As Alex notes, the AOIR folks are debating the next conference’s structure, trying to decide whether to include more alternative session formats in amongst what someone at the general meeting referred to as the “powerpoint and talking head” model of paper presentation. What follows leaps into a conversation in progress; I’ve got to run for my next flight, and so can’t contextualize as much as I’d like. But I’ve been following the conversation and have found, in my typical wishy-washy sense, the arguments both for and against compelling. While I appreciate the concerns that some have raised that poster sessions create an “underclass” of presenter, I want to argue that we think outside the hierarchical box and instead imagine what different kinds of sessions might be good for.
Traditional paper sessions are good for people who are presenting completed independent or collaborative research. And they’re of course traditional for a reason. And so-called “poster sessions” — I find the emphasis on the standard printed poster a bit ironic here — might not be good for presenting the kinds of research that usually falls into the powerpoint-and-talking-head model. But they might be good for many other kinds of presentations — like presentations by net artists, performers, and other kinds of creative producers. These are the kinds of presentations I’d like to see the next meeting opened up to.
The trick here is going to be to avoid creating the sense that these “poster sessions” are somehow lesser than traditional panels, and that’s going to have to be done via scheduling and via the organization of the program. This year, there were a number of roundtables that provided an interactive alternative to panels, but there were two major ways in which those roundtables were indicated to be less important than the panels — first, by being scheduled during lunch, the one break for people who were attending sessions all day, and second, by not including the names of the presenters in the program (but instead only listing the roundtable organizer). I was a presenter on one roundtable this year, a roundtable that produced a provocative and engaging conversation, but you’d never have known from the program that I was even at the conference, despite the organizer having submitted a full list of presenters’ names.
So: I’m all for alternative sessions of a “poster” variety, or of a roundtable variety, or of a workshop variety. These allow for many different kinds of work to be presented, and I think at least most of us in the organization agree that we want AOIR to be open to as many kinds of work as possible. The success of these alternative formats — and the successful experiences of their presenters — hinges, for me, not on some arbitrary hierarchy of format but on how the conference’s organization grants prominence to certain kinds of presentation.
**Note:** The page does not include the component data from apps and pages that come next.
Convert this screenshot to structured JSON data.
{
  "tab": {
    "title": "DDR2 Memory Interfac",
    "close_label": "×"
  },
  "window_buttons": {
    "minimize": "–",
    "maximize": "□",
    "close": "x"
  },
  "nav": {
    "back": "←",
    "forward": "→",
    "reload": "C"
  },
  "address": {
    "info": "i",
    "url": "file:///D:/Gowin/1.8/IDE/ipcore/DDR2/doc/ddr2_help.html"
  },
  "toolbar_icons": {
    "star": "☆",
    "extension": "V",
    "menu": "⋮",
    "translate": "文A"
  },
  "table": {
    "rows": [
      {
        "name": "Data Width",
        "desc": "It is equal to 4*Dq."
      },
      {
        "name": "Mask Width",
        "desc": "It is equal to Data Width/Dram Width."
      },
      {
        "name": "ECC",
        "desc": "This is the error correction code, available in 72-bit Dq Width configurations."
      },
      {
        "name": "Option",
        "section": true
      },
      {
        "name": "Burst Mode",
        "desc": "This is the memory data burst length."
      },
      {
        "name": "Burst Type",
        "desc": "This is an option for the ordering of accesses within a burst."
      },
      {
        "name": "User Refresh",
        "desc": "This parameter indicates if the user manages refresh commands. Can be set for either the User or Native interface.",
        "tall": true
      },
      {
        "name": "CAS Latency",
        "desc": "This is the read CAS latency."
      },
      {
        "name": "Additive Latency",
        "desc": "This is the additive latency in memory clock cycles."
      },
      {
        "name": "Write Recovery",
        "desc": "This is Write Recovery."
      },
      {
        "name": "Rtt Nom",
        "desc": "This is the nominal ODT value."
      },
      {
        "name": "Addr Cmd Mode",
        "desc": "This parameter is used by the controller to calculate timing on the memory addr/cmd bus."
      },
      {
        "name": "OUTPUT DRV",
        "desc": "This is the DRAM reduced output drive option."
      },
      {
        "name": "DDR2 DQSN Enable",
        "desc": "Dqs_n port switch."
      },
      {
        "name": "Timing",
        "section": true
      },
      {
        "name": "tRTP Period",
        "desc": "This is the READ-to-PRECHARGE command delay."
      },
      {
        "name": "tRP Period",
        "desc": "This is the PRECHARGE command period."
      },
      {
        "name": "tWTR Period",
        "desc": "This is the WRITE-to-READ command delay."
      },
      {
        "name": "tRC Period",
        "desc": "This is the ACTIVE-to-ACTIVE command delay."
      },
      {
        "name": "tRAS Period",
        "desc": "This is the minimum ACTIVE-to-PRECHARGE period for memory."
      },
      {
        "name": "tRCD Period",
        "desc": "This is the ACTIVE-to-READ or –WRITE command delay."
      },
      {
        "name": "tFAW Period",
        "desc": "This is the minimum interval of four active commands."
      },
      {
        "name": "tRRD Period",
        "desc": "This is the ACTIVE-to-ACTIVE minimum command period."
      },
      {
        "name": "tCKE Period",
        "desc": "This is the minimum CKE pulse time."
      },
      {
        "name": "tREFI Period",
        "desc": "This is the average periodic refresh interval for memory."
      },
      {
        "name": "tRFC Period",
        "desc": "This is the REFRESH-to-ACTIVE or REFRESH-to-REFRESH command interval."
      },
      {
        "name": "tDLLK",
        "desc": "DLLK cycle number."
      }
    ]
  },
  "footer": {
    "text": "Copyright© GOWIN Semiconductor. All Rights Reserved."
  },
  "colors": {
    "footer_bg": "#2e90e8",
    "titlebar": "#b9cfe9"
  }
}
If only traditional panels are scheduled during official session times, and all other formats are shoved off to the margins of the schedule, then of course those other formats will be seen as of lesser importance.